--- What is needed ---
All of the records that follow need to be copied word for word, without the pictures.

══ Extracted information

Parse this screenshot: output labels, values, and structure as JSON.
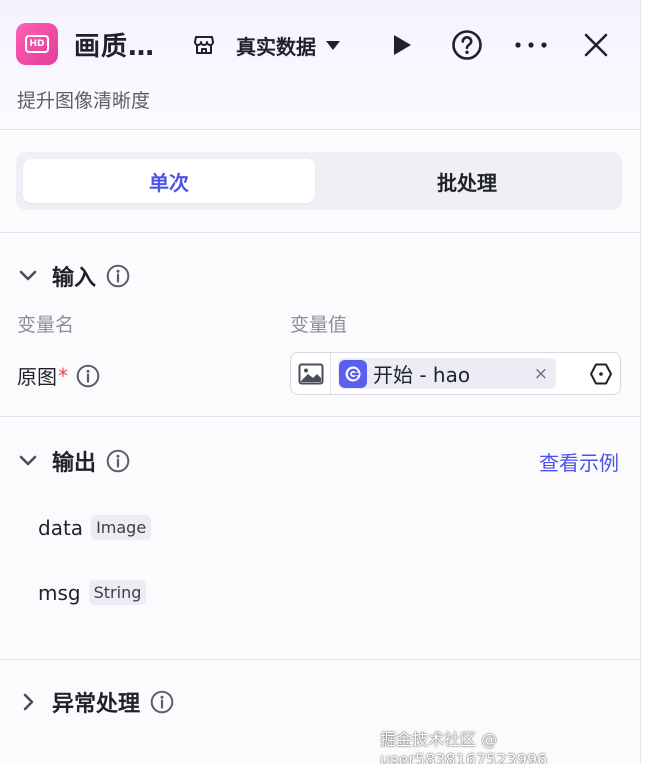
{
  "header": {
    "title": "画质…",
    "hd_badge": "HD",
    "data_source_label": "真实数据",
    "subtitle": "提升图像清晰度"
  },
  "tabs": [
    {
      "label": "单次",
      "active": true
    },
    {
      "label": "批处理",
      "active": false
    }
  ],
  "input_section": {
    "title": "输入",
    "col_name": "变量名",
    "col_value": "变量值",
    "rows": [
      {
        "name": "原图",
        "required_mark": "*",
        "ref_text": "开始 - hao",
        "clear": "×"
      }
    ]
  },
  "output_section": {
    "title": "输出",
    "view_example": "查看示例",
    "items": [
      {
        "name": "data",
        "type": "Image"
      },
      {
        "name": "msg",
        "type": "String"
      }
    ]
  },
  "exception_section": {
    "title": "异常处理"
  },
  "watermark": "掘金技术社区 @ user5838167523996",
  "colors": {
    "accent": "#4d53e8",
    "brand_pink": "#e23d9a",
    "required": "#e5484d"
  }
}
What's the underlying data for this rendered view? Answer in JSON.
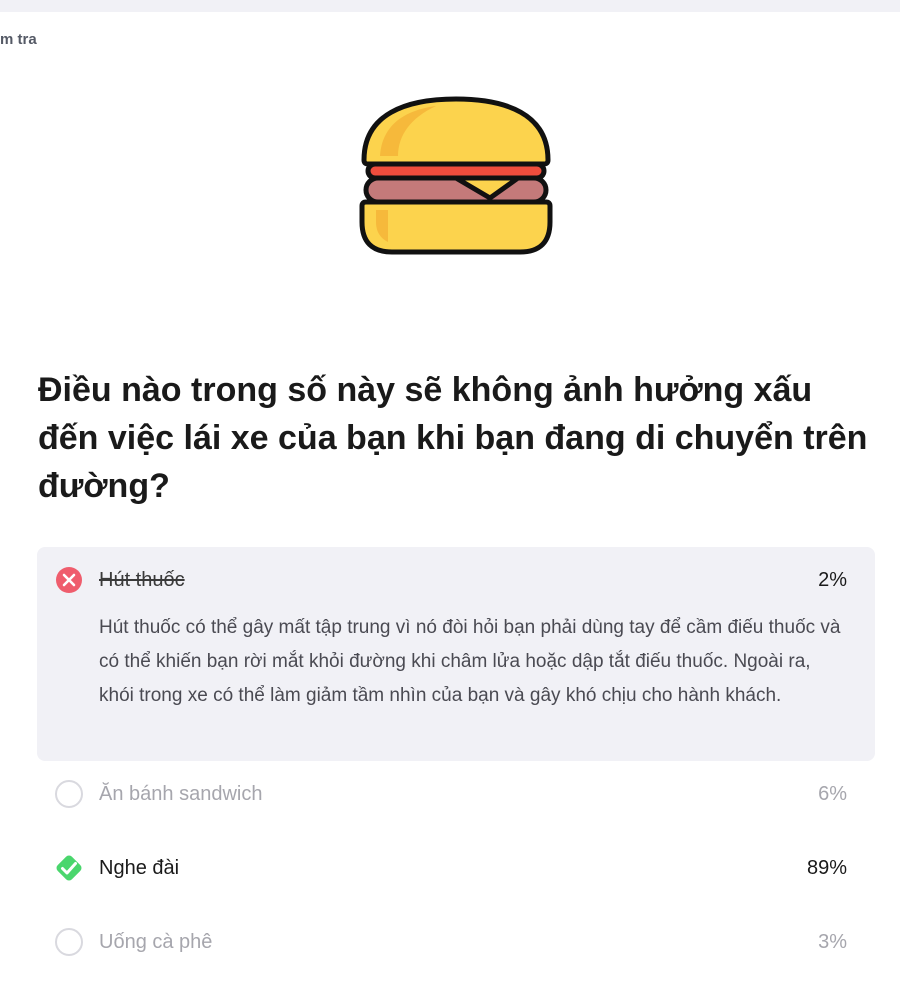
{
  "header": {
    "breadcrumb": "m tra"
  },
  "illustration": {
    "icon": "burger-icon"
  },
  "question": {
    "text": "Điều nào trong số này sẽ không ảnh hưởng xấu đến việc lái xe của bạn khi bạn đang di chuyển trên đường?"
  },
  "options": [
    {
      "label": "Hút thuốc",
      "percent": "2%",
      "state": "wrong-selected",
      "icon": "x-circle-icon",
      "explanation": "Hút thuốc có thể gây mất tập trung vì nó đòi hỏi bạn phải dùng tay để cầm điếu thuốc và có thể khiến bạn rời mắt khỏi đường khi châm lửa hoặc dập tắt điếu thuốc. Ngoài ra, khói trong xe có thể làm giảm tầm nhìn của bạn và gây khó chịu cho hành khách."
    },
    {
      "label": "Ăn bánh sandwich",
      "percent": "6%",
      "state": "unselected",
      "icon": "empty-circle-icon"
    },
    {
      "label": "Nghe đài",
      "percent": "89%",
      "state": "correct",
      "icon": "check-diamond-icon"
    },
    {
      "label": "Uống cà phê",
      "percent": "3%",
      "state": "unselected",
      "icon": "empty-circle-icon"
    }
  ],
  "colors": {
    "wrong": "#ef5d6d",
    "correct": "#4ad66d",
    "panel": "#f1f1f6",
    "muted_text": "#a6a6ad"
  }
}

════

--- Response area ---
Parse this screenshot: output labels, values, and structure as JSON.
{
  "header": {
    "title": "画质…",
    "hd_badge": "HD",
    "data_source_label": "真实数据",
    "subtitle": "提升图像清晰度"
  },
  "tabs": [
    {
      "label": "单次",
      "active": true
    },
    {
      "label": "批处理",
      "active": false
    }
  ],
  "input_section": {
    "title": "输入",
    "col_name": "变量名",
    "col_value": "变量值",
    "rows": [
      {
        "name": "原图",
        "required_mark": "*",
        "ref_text": "开始 - hao",
        "clear": "×"
      }
    ]
  },
  "output_section": {
    "title": "输出",
    "view_example": "查看示例",
    "items": [
      {
        "name": "data",
        "type": "Image"
      },
      {
        "name": "msg",
        "type": "String"
      }
    ]
  },
  "exception_section": {
    "title": "异常处理"
  },
  "watermark": "掘金技术社区 @ user5838167523996",
  "colors": {
    "accent": "#4d53e8",
    "brand_pink": "#e23d9a",
    "required": "#e5484d"
  }
}
What's the underlying data for this rendered view? Answer in JSON.
{
  "header": {
    "breadcrumb": "m tra"
  },
  "illustration": {
    "icon": "burger-icon"
  },
  "question": {
    "text": "Điều nào trong số này sẽ không ảnh hưởng xấu đến việc lái xe của bạn khi bạn đang di chuyển trên đường?"
  },
  "options": [
    {
      "label": "Hút thuốc",
      "percent": "2%",
      "state": "wrong-selected",
      "icon": "x-circle-icon",
      "explanation": "Hút thuốc có thể gây mất tập trung vì nó đòi hỏi bạn phải dùng tay để cầm điếu thuốc và có thể khiến bạn rời mắt khỏi đường khi châm lửa hoặc dập tắt điếu thuốc. Ngoài ra, khói trong xe có thể làm giảm tầm nhìn của bạn và gây khó chịu cho hành khách."
    },
    {
      "label": "Ăn bánh sandwich",
      "percent": "6%",
      "state": "unselected",
      "icon": "empty-circle-icon"
    },
    {
      "label": "Nghe đài",
      "percent": "89%",
      "state": "correct",
      "icon": "check-diamond-icon"
    },
    {
      "label": "Uống cà phê",
      "percent": "3%",
      "state": "unselected",
      "icon": "empty-circle-icon"
    }
  ],
  "colors": {
    "wrong": "#ef5d6d",
    "correct": "#4ad66d",
    "panel": "#f1f1f6",
    "muted_text": "#a6a6ad"
  }
}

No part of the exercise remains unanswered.